Rafael Soriano, despite never quite looking like he wants to be on the mound, is a proven back-end of the bullpen guy and as a former (and possibly future) closer, he is up to the task should Robertson need a little more time.
This brings us to Joba Chamberlain. And what do you say? He should have kept his excitement to tweeting overly enthusiastically about the NY Rangers and stayed out of the kid’s playground? Recovering from Tommy John ahead of most time-tables and expectations, and really being counted on to take his place in the 7th inning, Joba severely injured himself this week. His season is done before it got started; in fact his career may be in jeopardy after an open dislocation of his ankle (that means the bone came through the skin; he lost so much blood his life was considered in jeopardy, too) while playing with his son, Karter (I blame Roger Clemens for these pitchers’ kids names starting with “K”) on a trampoline. Prayers go out to Joba as he faces another long road of recovery. One thing is known: we won’t be seeing him in the Yankee bullpen in 2012.

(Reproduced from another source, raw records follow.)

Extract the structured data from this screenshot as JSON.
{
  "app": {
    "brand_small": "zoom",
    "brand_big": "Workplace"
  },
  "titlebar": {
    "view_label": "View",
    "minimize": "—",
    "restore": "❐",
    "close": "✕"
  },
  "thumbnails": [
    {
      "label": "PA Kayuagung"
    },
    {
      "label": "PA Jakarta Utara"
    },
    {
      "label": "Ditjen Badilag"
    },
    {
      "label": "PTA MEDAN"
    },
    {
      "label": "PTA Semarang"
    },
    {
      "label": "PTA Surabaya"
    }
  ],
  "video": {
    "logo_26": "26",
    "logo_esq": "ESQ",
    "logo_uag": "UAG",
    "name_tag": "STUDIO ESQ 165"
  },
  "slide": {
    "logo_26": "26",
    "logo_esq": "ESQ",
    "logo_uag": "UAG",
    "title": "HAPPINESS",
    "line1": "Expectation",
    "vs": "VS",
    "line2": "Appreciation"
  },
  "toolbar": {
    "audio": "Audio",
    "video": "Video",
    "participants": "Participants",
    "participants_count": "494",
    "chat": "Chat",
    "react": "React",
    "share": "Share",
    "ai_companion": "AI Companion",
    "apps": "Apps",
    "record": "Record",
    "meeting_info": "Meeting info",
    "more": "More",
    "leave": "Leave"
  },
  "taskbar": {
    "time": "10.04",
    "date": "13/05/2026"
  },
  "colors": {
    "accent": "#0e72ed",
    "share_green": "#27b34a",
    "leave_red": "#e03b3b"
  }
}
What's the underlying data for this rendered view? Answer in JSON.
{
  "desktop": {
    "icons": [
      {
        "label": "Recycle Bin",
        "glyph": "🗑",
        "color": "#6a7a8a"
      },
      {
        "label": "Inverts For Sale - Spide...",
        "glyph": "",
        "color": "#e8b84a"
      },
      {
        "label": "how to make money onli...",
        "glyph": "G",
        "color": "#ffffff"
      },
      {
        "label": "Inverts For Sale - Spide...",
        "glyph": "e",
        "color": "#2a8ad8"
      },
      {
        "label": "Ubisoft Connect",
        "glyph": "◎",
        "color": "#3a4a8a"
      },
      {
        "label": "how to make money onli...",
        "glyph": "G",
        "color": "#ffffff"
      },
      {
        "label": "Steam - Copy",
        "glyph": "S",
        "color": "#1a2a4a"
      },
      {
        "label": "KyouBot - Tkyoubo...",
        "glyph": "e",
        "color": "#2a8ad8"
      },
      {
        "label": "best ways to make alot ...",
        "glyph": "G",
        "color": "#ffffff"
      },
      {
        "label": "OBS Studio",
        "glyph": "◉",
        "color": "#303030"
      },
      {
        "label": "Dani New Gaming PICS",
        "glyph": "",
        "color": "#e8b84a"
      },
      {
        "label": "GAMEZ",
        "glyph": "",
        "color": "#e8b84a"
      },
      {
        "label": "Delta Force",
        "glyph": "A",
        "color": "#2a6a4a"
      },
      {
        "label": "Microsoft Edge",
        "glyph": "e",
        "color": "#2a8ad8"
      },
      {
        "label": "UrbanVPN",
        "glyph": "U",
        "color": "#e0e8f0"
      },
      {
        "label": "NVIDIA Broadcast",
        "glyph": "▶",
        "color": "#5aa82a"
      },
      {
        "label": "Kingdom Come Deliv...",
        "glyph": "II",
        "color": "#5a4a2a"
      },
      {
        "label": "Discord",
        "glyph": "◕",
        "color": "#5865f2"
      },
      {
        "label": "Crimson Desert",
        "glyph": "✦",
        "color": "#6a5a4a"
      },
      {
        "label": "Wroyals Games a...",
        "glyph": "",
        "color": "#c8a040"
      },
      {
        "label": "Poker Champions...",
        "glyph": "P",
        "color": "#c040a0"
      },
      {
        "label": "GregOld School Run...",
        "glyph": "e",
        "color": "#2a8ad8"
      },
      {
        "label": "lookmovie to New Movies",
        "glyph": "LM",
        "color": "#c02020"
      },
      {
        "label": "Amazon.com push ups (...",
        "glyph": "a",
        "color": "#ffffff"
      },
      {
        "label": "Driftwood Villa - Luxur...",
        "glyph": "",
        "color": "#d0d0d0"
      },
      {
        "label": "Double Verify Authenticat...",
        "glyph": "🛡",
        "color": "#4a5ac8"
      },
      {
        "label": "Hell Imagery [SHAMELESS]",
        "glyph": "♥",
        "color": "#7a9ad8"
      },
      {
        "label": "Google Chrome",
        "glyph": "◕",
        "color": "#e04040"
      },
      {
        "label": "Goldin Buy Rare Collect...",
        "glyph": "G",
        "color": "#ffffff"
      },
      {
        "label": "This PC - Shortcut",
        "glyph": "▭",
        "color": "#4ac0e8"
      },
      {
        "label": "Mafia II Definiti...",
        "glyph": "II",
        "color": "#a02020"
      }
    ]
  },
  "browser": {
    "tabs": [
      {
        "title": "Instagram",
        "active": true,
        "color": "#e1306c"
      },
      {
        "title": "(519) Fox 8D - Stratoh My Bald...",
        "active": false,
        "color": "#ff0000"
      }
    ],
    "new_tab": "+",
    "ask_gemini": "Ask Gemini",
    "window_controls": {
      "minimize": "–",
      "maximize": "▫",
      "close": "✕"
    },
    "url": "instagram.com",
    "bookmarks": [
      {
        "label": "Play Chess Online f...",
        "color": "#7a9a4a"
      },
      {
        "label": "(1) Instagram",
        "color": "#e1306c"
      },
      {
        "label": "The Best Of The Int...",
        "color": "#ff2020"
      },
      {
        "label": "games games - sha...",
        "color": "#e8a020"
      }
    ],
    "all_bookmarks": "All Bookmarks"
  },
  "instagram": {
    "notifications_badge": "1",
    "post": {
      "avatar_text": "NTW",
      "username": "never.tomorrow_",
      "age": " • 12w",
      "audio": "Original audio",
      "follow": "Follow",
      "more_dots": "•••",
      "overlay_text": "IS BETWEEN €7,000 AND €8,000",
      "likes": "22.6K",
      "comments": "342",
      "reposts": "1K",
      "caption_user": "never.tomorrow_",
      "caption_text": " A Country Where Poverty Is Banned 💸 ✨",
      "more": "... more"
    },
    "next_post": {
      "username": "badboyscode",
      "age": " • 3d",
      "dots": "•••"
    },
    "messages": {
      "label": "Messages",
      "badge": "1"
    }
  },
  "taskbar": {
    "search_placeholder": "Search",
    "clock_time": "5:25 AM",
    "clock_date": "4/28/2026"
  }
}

The only “winner” in this debacle is David Aardsma, who outside of being the first guy in the Baseball Almanac is the most likely to take Joba’s job. Recovering from surgery, the Yanks took a flier on him ($500K plus incentives for 2012 with a club option for next season) although he probably won’t be available until after this year’s all-star break; his recovery about a month behind Joba’s Tommy John surgery. But, in Aardsma, should he return to form, we’re talking about a guy who had nearly 70 saves 2009-2010.
I can’t close my thoughts on the 2012 New York Yankee bullpen without a few more words on the greatest closer the game will ever see. Mariano Rivera has said that he has made up his mind regarding his eventual retirement. And while I believe him to be a man of his word, the return of Andy Pettitte can only make more real the feeling of leaving too soon as opposed to too late. Mo is still Mo and seeing him throw nothing but more scoreless innings this spring (like most springs, summers and falls) has done nothing to indicate that his skills are eroding. But we don’t have to worry about who “replaces” Mo in 2012. This season the Yankee bullpen, as it has since 1997, will be anchored by Mariano Rivera and with him there, that makes the pen one of the best in the game again this year.